Today, The Writing Well asked Vanessa and Brian to share highlights of their hare-woods129colorwriting collaboration and what they hope comes from their work in dog cognition summarized so well in their book.

Q.   What prompted you to write The Genius of Dogs? What makes this book unique in the literature of animal intelligence/cognition?

Never has there been a more exciting time for dog lovers. The research over the last decade has been so exciting that we want to share it with everyone. Before now, there has not been one place where people can find out the latest in dog research – they would have to rely on media reports or read the scientific papers. We wanted to synthesize the research and organize it in a way that people could get the most out of it.

Also, although there are a lot of dog lovers, most people don’t realize how important dogs have been for thinking about our own evolution, and how we became humans. We wanted people to know that their best friends are not just cute pets, they are part of a much bigger picture. Dogs may help us understand ourselves.

Most of all, we wanted to give dogs credit. They have developed their own unique genius that is unparalleled by any other animal on the planet. Finding out how dogs got their smarts has been a fascinating journey, one that we want to share. We hope both ends of the leash will benefit from what we’ve discovered.

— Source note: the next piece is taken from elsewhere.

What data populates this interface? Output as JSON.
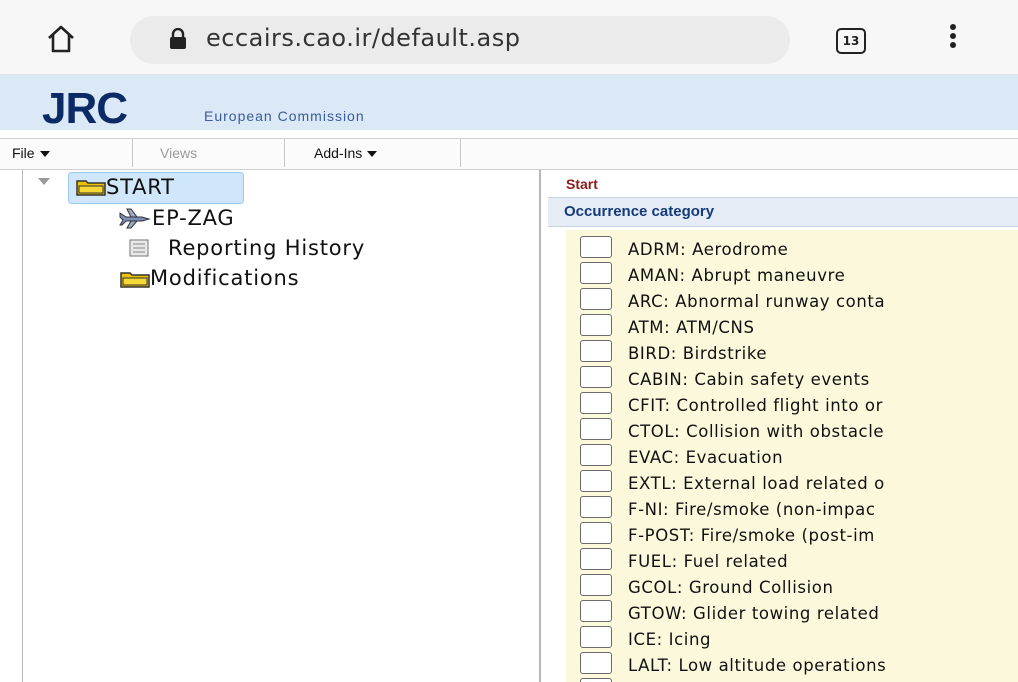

Q. This was a collaboration between two scientists who happen to be husband and wife — how did you complement one another?

Brian’s strength is definitely the science, while Vanessa’s is writing about the science in an entertaining manner. Our editor did not know how a married couple could write a book together (and whether we would survive). Jimmy and Rosalynn Carter famously said writing a book together almost ruined their marriage. The biggest conflict we had was Brian’s love for superfluous adjectives and Vanessa’s delight in deleting large sections of Brian’s work.

We tried sitting together and writing, but that didn’t work. Eventually we came to an arrangement where even though we were both using the same computer and working on the same chapters, we were never at the computer at the same time, and we would email the versions back and forth. As to if we would do it again? Ask us in five years.

Q.  What one finding from your book surprised each of you the most?

Brian: While we are occasionally advised to be the ‘top dog’ and dominate our dogs in order to win respect and obedience, it seems that dogs don’t follow a leader who acts like the big bad wolf. While some feral dog groups (dogs who live without human interference) have a dominance hierarchy that predicts priority to resources such as food and mating partners, this hierarchy is not as strict as in wolves. In feral dogs, the pack does not follow the most dominant dog, instead they follow the dog with the most friends.

Vanessa: It’s a battle that’s been raging since Garfield first pushed Odie off a counter top – how could dogs possibly be smarter than superior felines? Crafty as cats may be, they have yet to out- compete a dog in a cognitive experiment. As one example, a dog or a cat watched while an experimenter hid a reward in one of four boxes. Dogs remembered where the food was for four times longer than cats. But dog owners shouldn’t be too smug. Dogs were outsmarted on a similar memory problem by rats.


Our family dog, Missy, the newest recruit for Dognition.

Q.     What do you hope happens as a result of your book’s publication?

One of the most important things we hope people take away is that their dog is cognitive. This means they aren’t mindless learning machines, or slaves to our every whim. Dogs have the ability to flexibly and spontaneously make inferences, something far more impressive than a trained trick. Some people might get frustrated with their dog’s disobedience. We hope after reading our book, that they might realize that sometimes it is because their dog is too smart, not too stupid to obey them.

Also, we hope they take away that there is not just one type of intelligence. We hope that people will be motivated to find their dog’s unique intelligence, and perhaps their own unique intelligence. What is true for dogs should be true for people too.  Most of all, people should know that is their dog is a genius!

To learn more about Brian and Vanessa’s work understanding man’s best friend, visit the Dognition website.